WHAT IS BEING ASKED
Each entry below should be restated word for word, without any picture it contains.
-- SUPPLIED ENTRIES follows --
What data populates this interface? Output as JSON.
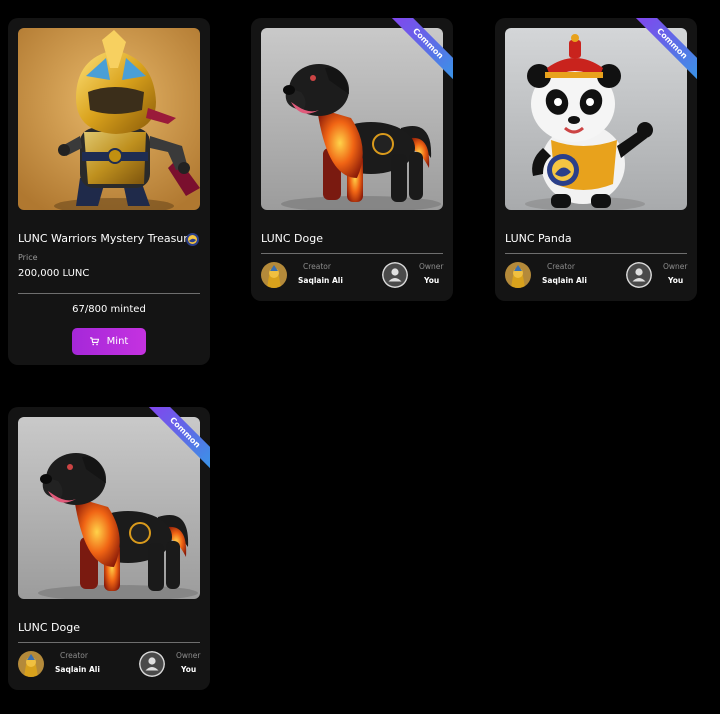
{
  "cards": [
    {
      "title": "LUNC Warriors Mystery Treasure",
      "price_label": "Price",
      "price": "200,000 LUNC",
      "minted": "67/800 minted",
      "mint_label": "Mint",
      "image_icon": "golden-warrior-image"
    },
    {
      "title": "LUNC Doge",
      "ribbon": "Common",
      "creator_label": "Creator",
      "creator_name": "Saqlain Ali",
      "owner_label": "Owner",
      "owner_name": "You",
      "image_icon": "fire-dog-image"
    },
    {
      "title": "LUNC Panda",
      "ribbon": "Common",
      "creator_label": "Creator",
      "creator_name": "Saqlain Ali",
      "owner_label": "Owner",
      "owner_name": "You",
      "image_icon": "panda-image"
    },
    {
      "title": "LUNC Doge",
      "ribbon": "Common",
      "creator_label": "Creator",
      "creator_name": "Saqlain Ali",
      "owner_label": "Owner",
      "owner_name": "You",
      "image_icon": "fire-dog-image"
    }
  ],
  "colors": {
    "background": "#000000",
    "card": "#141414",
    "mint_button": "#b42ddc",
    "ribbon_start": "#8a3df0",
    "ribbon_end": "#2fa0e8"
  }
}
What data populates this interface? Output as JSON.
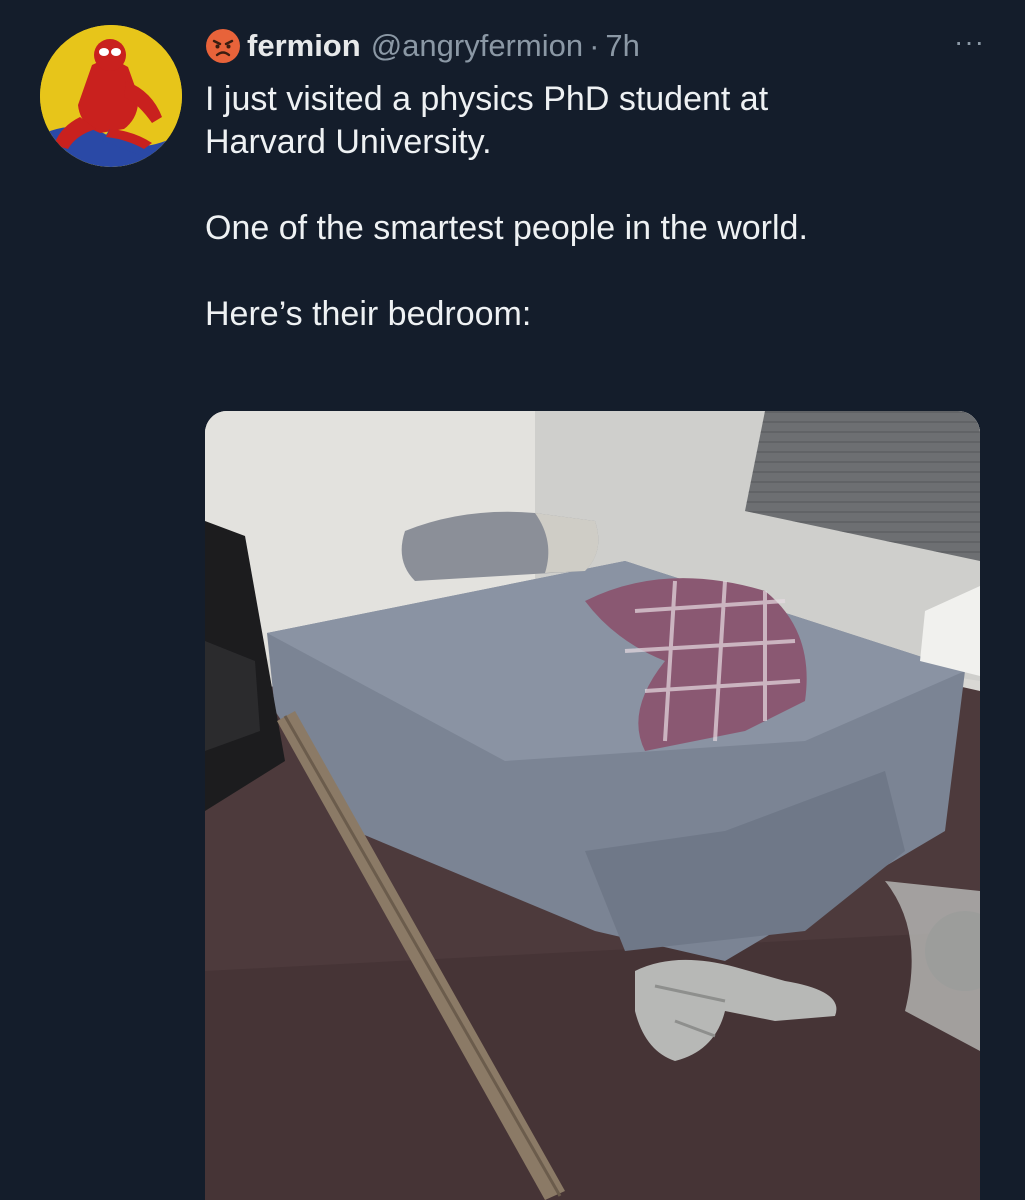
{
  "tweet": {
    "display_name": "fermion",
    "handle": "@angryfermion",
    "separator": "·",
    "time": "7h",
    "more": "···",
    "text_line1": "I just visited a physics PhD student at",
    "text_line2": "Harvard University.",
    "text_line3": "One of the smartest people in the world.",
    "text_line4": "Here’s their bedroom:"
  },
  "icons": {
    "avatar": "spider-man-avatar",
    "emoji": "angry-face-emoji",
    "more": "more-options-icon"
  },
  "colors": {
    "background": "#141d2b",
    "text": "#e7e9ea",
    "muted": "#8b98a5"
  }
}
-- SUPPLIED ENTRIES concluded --
RESULT
What data populates this interface? Output as JSON.
{
  "cards": [
    {
      "title": "LUNC Warriors Mystery Treasure",
      "price_label": "Price",
      "price": "200,000 LUNC",
      "minted": "67/800 minted",
      "mint_label": "Mint",
      "image_icon": "golden-warrior-image"
    },
    {
      "title": "LUNC Doge",
      "ribbon": "Common",
      "creator_label": "Creator",
      "creator_name": "Saqlain Ali",
      "owner_label": "Owner",
      "owner_name": "You",
      "image_icon": "fire-dog-image"
    },
    {
      "title": "LUNC Panda",
      "ribbon": "Common",
      "creator_label": "Creator",
      "creator_name": "Saqlain Ali",
      "owner_label": "Owner",
      "owner_name": "You",
      "image_icon": "panda-image"
    },
    {
      "title": "LUNC Doge",
      "ribbon": "Common",
      "creator_label": "Creator",
      "creator_name": "Saqlain Ali",
      "owner_label": "Owner",
      "owner_name": "You",
      "image_icon": "fire-dog-image"
    }
  ],
  "colors": {
    "background": "#000000",
    "card": "#141414",
    "mint_button": "#b42ddc",
    "ribbon_start": "#8a3df0",
    "ribbon_end": "#2fa0e8"
  }
}
What data populates this interface? Output as JSON.
{
  "tweet": {
    "display_name": "fermion",
    "handle": "@angryfermion",
    "separator": "·",
    "time": "7h",
    "more": "···",
    "text_line1": "I just visited a physics PhD student at",
    "text_line2": "Harvard University.",
    "text_line3": "One of the smartest people in the world.",
    "text_line4": "Here’s their bedroom:"
  },
  "icons": {
    "avatar": "spider-man-avatar",
    "emoji": "angry-face-emoji",
    "more": "more-options-icon"
  },
  "colors": {
    "background": "#141d2b",
    "text": "#e7e9ea",
    "muted": "#8b98a5"
  }
}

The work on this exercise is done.